Determine Output Resolution
In most cases, you will print at 300dpi for high-quality images. You can reduce this number slightly for some offset presses (inkjet and color laser printers and copiers are even more forgiving). Open the Image Size dialog box by choosing Image, Image Size. If you know the resolution requirements required by your printer, type them in the Resolution field; if you don't, type 300 as a baseline and select pixels/ inch. Make sure that the Resample Image check box is not selected to avoid degradation of image quality.
Set the Color Settings

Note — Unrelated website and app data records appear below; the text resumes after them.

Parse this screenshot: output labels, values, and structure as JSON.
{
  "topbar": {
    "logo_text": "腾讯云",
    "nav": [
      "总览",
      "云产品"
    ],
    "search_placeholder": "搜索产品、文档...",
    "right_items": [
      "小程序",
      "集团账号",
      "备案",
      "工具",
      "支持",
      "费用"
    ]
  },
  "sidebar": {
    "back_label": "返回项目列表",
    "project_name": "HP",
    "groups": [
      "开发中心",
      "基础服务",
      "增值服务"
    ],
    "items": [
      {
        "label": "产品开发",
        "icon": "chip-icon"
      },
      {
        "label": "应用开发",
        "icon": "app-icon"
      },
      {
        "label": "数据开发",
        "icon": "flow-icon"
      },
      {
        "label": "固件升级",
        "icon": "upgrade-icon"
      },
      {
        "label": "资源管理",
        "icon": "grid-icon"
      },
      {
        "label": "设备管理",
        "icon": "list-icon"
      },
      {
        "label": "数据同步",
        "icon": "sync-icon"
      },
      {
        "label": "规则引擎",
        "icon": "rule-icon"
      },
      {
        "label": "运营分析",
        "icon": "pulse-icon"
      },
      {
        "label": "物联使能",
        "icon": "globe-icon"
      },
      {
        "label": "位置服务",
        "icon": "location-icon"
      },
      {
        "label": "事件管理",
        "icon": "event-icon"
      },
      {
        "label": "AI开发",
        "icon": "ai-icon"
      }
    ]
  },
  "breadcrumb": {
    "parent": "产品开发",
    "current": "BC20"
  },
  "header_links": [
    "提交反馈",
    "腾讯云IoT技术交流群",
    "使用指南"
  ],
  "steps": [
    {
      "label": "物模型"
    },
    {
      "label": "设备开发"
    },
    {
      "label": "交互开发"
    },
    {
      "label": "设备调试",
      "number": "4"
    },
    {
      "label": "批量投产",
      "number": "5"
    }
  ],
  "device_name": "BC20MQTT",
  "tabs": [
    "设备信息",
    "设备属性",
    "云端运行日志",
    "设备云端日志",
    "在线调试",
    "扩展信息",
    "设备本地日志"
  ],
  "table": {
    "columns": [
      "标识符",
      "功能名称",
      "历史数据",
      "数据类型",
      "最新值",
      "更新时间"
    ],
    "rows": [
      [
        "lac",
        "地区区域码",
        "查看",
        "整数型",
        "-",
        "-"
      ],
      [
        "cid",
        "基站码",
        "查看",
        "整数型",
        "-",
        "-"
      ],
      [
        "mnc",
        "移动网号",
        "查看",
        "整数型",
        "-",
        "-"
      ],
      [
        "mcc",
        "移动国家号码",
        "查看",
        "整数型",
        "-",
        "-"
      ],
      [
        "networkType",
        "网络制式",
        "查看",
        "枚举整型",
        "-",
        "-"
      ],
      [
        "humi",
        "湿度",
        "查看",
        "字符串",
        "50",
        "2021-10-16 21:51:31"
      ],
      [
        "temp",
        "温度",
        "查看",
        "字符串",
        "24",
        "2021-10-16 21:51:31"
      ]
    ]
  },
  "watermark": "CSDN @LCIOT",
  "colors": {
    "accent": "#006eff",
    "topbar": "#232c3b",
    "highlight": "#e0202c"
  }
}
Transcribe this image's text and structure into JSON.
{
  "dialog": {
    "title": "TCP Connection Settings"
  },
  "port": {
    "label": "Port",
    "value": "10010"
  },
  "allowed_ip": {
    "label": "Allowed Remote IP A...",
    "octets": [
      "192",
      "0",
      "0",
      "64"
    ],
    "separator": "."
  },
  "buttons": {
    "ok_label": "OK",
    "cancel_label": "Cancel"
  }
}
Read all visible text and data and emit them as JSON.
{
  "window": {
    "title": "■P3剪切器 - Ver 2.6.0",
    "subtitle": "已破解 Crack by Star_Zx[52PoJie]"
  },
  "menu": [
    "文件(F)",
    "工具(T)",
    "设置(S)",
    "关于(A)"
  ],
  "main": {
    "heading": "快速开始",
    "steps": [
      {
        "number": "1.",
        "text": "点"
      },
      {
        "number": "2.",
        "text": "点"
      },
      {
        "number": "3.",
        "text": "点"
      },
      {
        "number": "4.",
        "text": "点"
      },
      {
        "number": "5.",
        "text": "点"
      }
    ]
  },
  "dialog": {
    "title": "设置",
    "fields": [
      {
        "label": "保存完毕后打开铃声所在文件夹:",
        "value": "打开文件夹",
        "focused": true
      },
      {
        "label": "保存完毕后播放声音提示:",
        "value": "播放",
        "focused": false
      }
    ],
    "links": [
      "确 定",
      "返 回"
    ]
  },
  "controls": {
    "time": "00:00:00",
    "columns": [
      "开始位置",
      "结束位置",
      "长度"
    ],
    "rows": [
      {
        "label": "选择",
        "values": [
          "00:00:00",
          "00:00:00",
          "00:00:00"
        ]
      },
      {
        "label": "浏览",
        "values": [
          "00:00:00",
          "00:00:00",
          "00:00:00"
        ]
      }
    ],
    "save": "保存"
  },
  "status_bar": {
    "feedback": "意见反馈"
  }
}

Choose Edit, Color Settings to open the Color Settings dialog box. Select US Prepress defaults from the Settings menu. In the Working Spaces section, select the various profiles and parameters specified by your printer or leave the defaults. In the Color Management Policies section, select Preserve Embedded Profiles whenever a match or near match is available; otherwise, you must experiment with converting to the appropriate working spaces. See Part 1, Task 8, "How to Specify Photoshop Color Models," for details.
Set Page Layout
Select File, Print with Preview to launch the Print dialog box. In the Scaled Print Size area, set the scale percentage as necessary to fit the image on the page size. Use the thumbnail image as a guide for entering the proper new value. If necessary, go to the Position area and deselect the Center Image check box and drag the thumbnail image to reposition it on the page.
Check for Out-of-Gamut Colors
To print in color, you have to convert the color mode for your image to CMYK. Because the CMYK color format allows fewer colors than, say, the RGB format, you could lose some of the colors in your image during the color conversion. Choose View, Gamut Warning. The gamut mask points out the areas where colors could be lost in the image so that you can address the problem before the image goes to the printer.
Correct Problem Colors
After you identify where the problem colors lie, choose View, Gamut Warning again to turn off the gamut mask and then choose View, Proof Setup, Working CMYK. Photoshop displays a preview of how the colors will look when they are converted. These color shifts are often subtle, and you may decide you can live with them. If not, edit the colors in your image using any of the color tools. (Hint: The Sponge tool may soften some saturated colors.)
Convert File to Proper Color Mode
After you correct any color problems, convert the file to CMYK format. Choose Image, Mode, CMYK Color to convert the file.
Save File in Proper Format
Now save the file in the proper format as specified by your printer: Choose File, Save As and then select the desired format from the Format menu. If in doubt, save the image as a Photoshop EPS file (for a PostScript device) or as a Basic TIFF file (for a standard device).